Therefore, if a black hat hacker can get to your database, he/she can also probably break into all of your clients' bank accounts. So, regardless of how "innocent" your app is, the way you store your passwords might have repercussions to far larger things than "your app..."

OK, so we've gotten this far without having a nervous breakdown, and you're already hashing your passwords. Let me teach you a new concept: Rainbow Dictionary Attacks!

A Rainbow Dictionary Attack implies taking all possible combinations of letters, numbers, and special characters, hashing them into a database, and then using them to "diff" this database towards another database. Using a simple brute force, an average laptop can compute every single combinations of characters up to 8-10 letters in roughly 15 minutes. So, reverse engineering every single hashed password in your database would require 15 minutes for a skilled hacker, with nothing but a fairly new laptop at his/her disposal. So, your hashed passwords, are ipso facto plain text for a seasoned hacker.

You may also like: The CIA Triad and SSH Brute-Forcing.

Salting to the Rescue, or ...?

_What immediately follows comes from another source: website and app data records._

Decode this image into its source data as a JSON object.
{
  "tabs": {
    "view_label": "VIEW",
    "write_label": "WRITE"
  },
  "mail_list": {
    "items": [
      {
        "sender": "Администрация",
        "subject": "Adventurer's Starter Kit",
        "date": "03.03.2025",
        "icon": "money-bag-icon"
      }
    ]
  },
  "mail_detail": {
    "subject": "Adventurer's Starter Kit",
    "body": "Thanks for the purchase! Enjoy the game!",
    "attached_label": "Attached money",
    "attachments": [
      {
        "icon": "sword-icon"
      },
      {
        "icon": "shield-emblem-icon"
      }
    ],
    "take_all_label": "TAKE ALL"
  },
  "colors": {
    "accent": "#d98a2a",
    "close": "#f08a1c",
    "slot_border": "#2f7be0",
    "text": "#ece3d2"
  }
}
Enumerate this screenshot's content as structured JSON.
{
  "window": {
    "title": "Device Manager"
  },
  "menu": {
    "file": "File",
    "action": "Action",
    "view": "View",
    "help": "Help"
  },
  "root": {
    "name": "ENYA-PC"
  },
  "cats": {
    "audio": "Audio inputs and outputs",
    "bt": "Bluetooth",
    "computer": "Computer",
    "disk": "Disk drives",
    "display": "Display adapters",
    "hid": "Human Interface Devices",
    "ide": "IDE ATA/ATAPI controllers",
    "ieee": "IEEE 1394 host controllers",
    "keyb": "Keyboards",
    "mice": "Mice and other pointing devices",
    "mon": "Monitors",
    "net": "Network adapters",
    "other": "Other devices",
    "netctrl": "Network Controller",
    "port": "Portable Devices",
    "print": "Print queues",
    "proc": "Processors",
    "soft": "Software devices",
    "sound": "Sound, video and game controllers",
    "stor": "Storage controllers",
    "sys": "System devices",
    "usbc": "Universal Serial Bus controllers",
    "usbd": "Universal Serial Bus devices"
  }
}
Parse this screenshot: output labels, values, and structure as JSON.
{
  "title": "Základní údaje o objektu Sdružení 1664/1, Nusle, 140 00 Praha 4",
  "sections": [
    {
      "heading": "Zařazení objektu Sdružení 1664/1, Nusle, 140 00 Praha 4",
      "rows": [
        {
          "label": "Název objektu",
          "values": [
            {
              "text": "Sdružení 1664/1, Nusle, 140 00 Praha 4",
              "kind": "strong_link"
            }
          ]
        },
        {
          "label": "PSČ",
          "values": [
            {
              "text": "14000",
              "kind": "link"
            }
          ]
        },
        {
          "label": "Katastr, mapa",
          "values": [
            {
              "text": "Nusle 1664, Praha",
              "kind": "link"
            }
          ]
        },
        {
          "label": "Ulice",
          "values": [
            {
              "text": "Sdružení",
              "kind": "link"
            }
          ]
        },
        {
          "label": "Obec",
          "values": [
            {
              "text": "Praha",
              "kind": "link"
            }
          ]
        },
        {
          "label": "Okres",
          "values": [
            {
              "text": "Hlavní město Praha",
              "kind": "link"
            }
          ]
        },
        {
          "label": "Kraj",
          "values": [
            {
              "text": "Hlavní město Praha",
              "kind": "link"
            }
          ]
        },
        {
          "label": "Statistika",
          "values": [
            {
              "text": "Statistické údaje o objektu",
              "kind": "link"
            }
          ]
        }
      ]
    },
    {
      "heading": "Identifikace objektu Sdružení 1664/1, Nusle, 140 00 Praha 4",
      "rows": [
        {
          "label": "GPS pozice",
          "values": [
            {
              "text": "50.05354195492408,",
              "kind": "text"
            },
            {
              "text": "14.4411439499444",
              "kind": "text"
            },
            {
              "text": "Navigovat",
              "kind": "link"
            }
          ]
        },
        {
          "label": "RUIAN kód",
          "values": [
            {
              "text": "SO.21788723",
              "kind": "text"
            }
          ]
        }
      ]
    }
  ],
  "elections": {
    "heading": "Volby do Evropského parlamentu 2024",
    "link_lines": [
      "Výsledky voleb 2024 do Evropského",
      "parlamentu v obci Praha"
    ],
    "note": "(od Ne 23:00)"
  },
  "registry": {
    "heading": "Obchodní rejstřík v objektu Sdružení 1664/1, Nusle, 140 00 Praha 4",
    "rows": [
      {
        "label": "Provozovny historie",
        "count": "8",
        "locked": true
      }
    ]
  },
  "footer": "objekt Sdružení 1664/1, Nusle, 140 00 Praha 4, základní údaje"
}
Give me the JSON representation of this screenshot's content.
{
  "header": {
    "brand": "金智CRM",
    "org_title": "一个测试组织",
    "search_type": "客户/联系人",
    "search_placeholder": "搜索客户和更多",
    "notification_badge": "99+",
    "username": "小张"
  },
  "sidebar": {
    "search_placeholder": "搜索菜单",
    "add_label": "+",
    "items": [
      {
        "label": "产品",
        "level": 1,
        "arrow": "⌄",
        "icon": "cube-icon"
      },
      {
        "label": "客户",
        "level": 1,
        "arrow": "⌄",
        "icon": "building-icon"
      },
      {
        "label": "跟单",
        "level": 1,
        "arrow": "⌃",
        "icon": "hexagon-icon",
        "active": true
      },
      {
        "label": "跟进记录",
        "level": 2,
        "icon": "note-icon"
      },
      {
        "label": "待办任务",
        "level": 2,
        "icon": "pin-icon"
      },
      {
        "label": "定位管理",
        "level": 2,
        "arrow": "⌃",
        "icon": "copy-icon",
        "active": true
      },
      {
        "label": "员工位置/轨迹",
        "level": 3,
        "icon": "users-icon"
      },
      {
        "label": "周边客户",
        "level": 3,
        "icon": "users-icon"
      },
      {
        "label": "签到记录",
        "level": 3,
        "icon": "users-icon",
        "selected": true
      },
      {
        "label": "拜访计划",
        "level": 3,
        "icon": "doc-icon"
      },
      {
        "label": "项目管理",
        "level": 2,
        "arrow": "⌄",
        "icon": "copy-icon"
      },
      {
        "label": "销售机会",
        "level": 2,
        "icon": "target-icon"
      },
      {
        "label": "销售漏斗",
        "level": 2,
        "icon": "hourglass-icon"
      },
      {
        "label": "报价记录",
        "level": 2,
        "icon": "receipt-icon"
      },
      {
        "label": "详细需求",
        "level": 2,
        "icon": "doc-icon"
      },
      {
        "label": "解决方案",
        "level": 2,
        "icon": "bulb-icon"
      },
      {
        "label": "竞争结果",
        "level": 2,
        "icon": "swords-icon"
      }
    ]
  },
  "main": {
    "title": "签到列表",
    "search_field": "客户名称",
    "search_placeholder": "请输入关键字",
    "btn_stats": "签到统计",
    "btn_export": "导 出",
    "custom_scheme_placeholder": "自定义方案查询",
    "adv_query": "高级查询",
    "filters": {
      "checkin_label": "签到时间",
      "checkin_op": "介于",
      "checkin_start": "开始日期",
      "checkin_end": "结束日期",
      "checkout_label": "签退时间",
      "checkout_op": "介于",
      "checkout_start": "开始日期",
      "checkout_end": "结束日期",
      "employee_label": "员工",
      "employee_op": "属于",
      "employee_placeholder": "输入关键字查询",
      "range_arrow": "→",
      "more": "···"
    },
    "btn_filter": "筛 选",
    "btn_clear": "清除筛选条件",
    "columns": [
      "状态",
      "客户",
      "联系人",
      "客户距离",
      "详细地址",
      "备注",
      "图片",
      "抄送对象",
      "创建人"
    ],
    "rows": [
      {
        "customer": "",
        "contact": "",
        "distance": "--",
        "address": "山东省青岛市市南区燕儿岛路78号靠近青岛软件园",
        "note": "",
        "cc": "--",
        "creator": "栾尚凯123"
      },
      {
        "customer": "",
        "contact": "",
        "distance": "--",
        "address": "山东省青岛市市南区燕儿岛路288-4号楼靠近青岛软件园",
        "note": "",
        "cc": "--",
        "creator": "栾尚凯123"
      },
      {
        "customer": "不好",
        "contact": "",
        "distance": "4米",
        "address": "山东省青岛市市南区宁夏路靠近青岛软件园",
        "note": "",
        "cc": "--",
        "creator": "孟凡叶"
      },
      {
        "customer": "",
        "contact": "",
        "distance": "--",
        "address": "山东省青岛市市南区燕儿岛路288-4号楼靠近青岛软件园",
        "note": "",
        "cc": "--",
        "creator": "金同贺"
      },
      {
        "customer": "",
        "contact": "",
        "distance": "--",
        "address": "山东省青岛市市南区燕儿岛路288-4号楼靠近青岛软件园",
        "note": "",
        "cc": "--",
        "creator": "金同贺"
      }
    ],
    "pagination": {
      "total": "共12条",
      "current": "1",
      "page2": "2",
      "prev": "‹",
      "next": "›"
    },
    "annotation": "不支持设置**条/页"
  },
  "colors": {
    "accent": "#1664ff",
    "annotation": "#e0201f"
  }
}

Salting implies appending a salt to your users passwords, before hashing them, and storing the hashed results of your users' password combined with your salt into the database. Better still, but if a malicious hacker has gained access to your database, he/she probably also has access to your salt. Hence, individual salts on a per-record basis are a must!

This increases the workload required to create a Rainbow Dictionary by "n", where "n" equals the numbers of passwords you're physically storing. Hence, that 15 minute job, just turned into 15 minutes multiplied by 2 million (registered users) in your database.

Speed

Speed is king, right? When it comes to hashing passwords, this couldn't be further from the truth. Hashing a password using a normal hashing algorithm requires less than 200 CPU cycles. This means that your grandma's laptop can create a Rainbow Dictionary if it knows the salt, with every single possible combination less than 10 characters long in less than 20 minutes, using nothing but a VB script if it wants to.

This allows a hacker to brute force guess your passwords of individual records in less than 15 minutes. Maybe the hacker is targeting a single individual and doesn't care about more than a handful of users? Well, 1 hour of CPU time, burning a simple VB script at maximum speed, and he/she has the passwords of 5 users. Doesn't sound very secure, right...?

BlowFish: the King of Passwords!

However, the whole idea of BlowFish is that it is sloooooooooooooooooooow. So slow, that even NSA's supercomputers, with millions of CPUs, requiring half of Nevada's real estate, and the entire Colorado river to simply cool down, would still spend a trillion years creating a Rainbow Dictionary of all possible permutations less than 10 characters long, on a workload of 20records. OK, now we're talking! Welcome to the club of the Paranoid Schizophrenic mate! Welcome to "the force"!

So, how many years would it require to learn all of this? That's the good parts; Two simple methods in C#, and you are beyond what the CIA, NSA, and FSB could hack, using supercomputers! Voila, I give to you, the Magic of BlowFish!

C#




xxxxxxxxxx
1
21


 
1
/*
2
 * This is C# code, but you can probably find similar one-liners
3
 * in every single major programming language.
4
 */
5
var passwordHash = BCrypt.HashPassword("my password");
6
 
          
7
/*
8
 * Now you can store the "passwordHash" variable in your database ...
9
 */
10
 
          
11
/*
12
 * Checking for a match somewhere else in yur code ...
13
 */
14
BCrypt.Verify("my password", passwordHash);
15
 
          
16
/*
17
 * Seriously, THAT'S IT!!
18
 * Everything you need to know, to make NSA's super computers
19
 * start crying, and have a nervous breakdown, incapable of
20
 * violating your software systems!
21
 */



There's absolutely no reason whatsoever for you to not use it. Use BlowFish, please. I might want to register at your Web site one of these days. And even though I don't use the same passwords "everywhere", my grandma might still do...and I kind of care about my Grandma's bank account.


Further Reading

Topics:
security ,cryptography ,c# ,bcrypt ,password

Opinions expressed by DZone contributors are their own.

{{ parent.title || parent.header.title}}

{{ parent.tldr }}

{{ parent.urlSource.name }}